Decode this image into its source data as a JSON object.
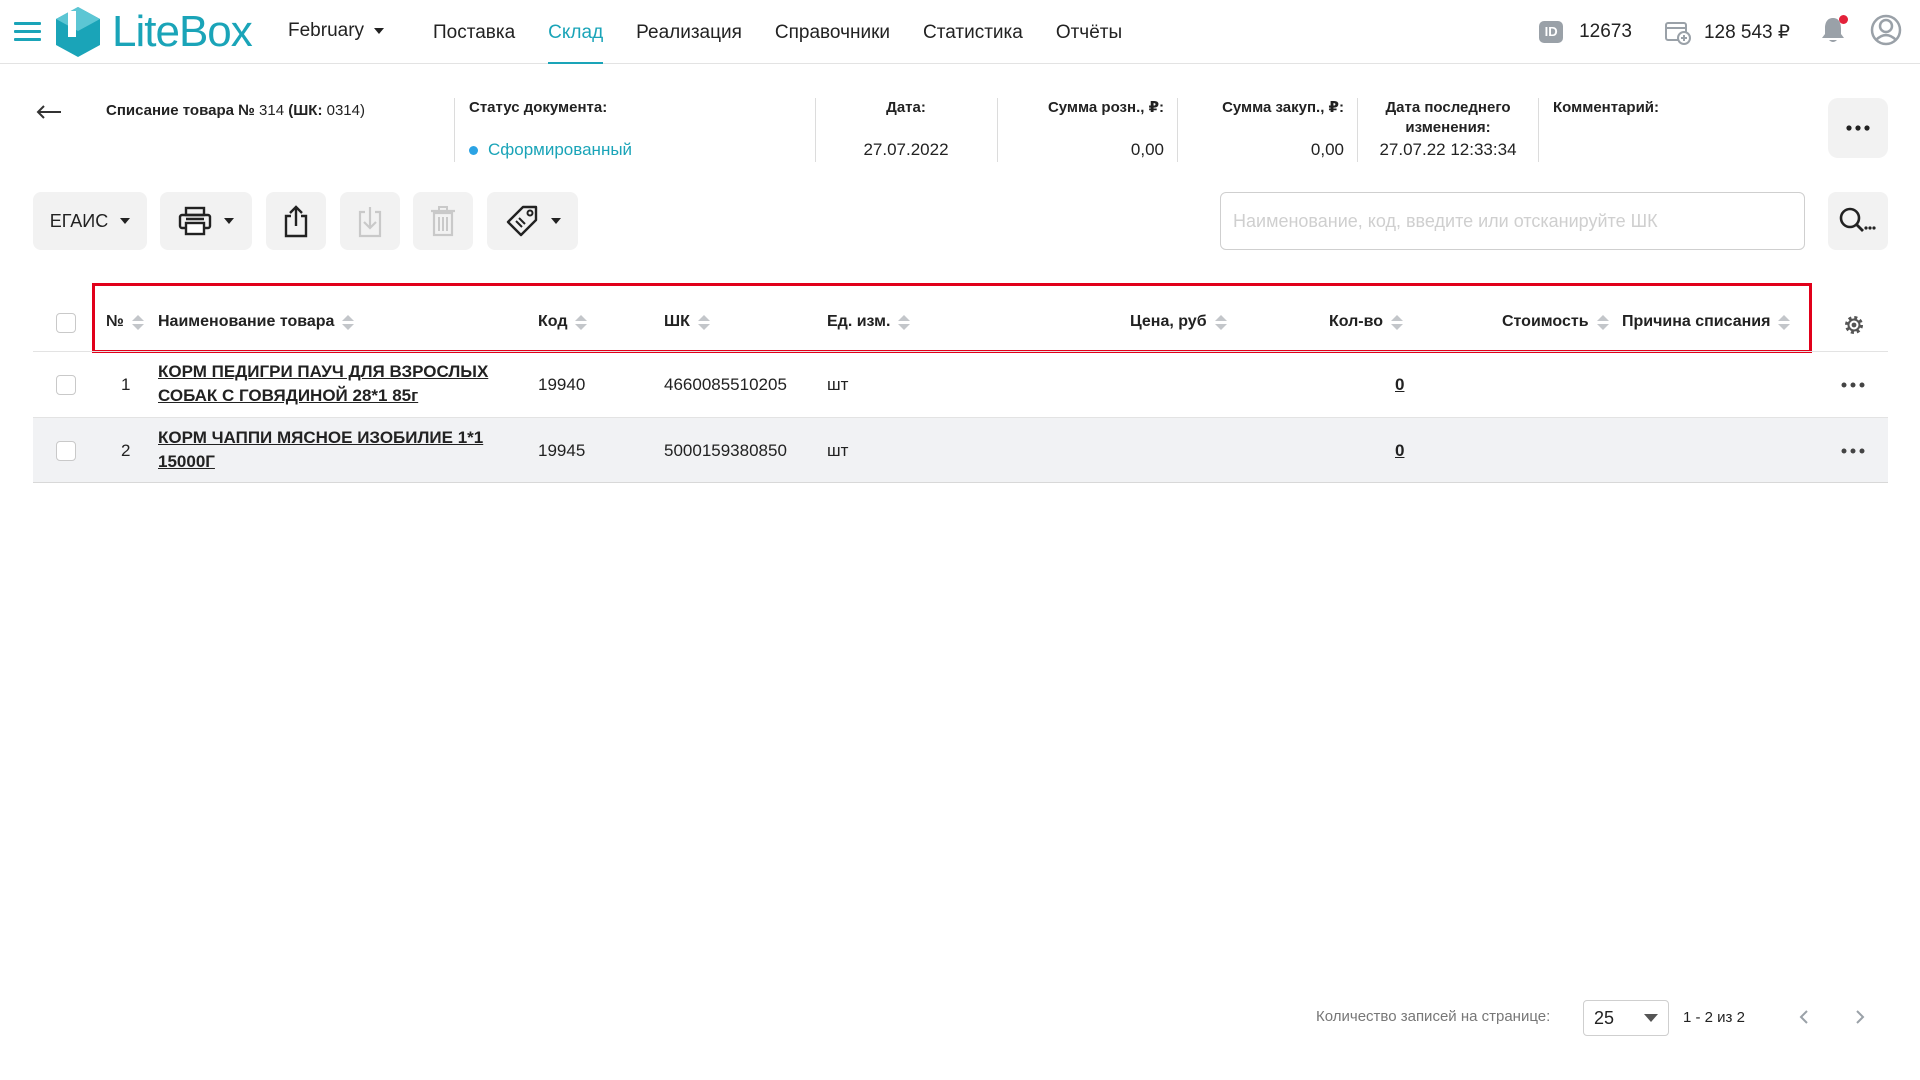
{
  "header": {
    "logo_text": "LiteBox",
    "company": "February",
    "nav": [
      {
        "label": "Поставка",
        "active": false
      },
      {
        "label": "Склад",
        "active": true
      },
      {
        "label": "Реализация",
        "active": false
      },
      {
        "label": "Справочники",
        "active": false
      },
      {
        "label": "Статистика",
        "active": false
      },
      {
        "label": "Отчёты",
        "active": false
      }
    ],
    "id_badge": "ID",
    "user_id": "12673",
    "balance": "128 543 ₽",
    "accent_color": "#1aa4b8"
  },
  "document": {
    "title_bold": "Списание товара №",
    "title_number": "314",
    "title_code_label": "(ШК:",
    "title_code": "0314)",
    "status_label": "Статус документа:",
    "status_value": "Сформированный",
    "date_label": "Дата:",
    "date_value": "27.07.2022",
    "retail_sum_label": "Сумма розн., ₽:",
    "retail_sum_value": "0,00",
    "purchase_sum_label": "Сумма закуп., ₽:",
    "purchase_sum_value": "0,00",
    "last_change_label_1": "Дата последнего",
    "last_change_label_2": "изменения:",
    "last_change_value": "27.07.22 12:33:34",
    "comment_label": "Комментарий:"
  },
  "toolbar": {
    "egais_label": "ЕГАИС",
    "search_placeholder": "Наименование, код, введите или отсканируйте ШК"
  },
  "table": {
    "columns": {
      "num": "№",
      "name": "Наименование товара",
      "code": "Код",
      "barcode": "ШК",
      "unit": "Ед. изм.",
      "price": "Цена, руб",
      "qty": "Кол-во",
      "cost": "Стоимость",
      "reason": "Причина списания"
    },
    "rows": [
      {
        "num": "1",
        "name": "КОРМ ПЕДИГРИ ПАУЧ ДЛЯ ВЗРОСЛЫХ СОБАК С ГОВЯДИНОЙ 28*1 85г",
        "code": "19940",
        "barcode": "4660085510205",
        "unit": "шт",
        "qty": "0"
      },
      {
        "num": "2",
        "name": "КОРМ ЧАППИ МЯСНОЕ ИЗОБИЛИЕ 1*1 15000Г",
        "code": "19945",
        "barcode": "5000159380850",
        "unit": "шт",
        "qty": "0"
      }
    ]
  },
  "pagination": {
    "label": "Количество записей на странице:",
    "per_page": "25",
    "range": "1 - 2 из 2"
  }
}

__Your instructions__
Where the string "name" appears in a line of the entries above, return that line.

__Response to this task__
      "name": "Наименование товара",
        "name": "КОРМ ПЕДИГРИ ПАУЧ ДЛЯ ВЗРОСЛЫХ СОБАК С ГОВЯДИНОЙ 28*1 85г",
        "name": "КОРМ ЧАППИ МЯСНОЕ ИЗОБИЛИЕ 1*1 15000Г",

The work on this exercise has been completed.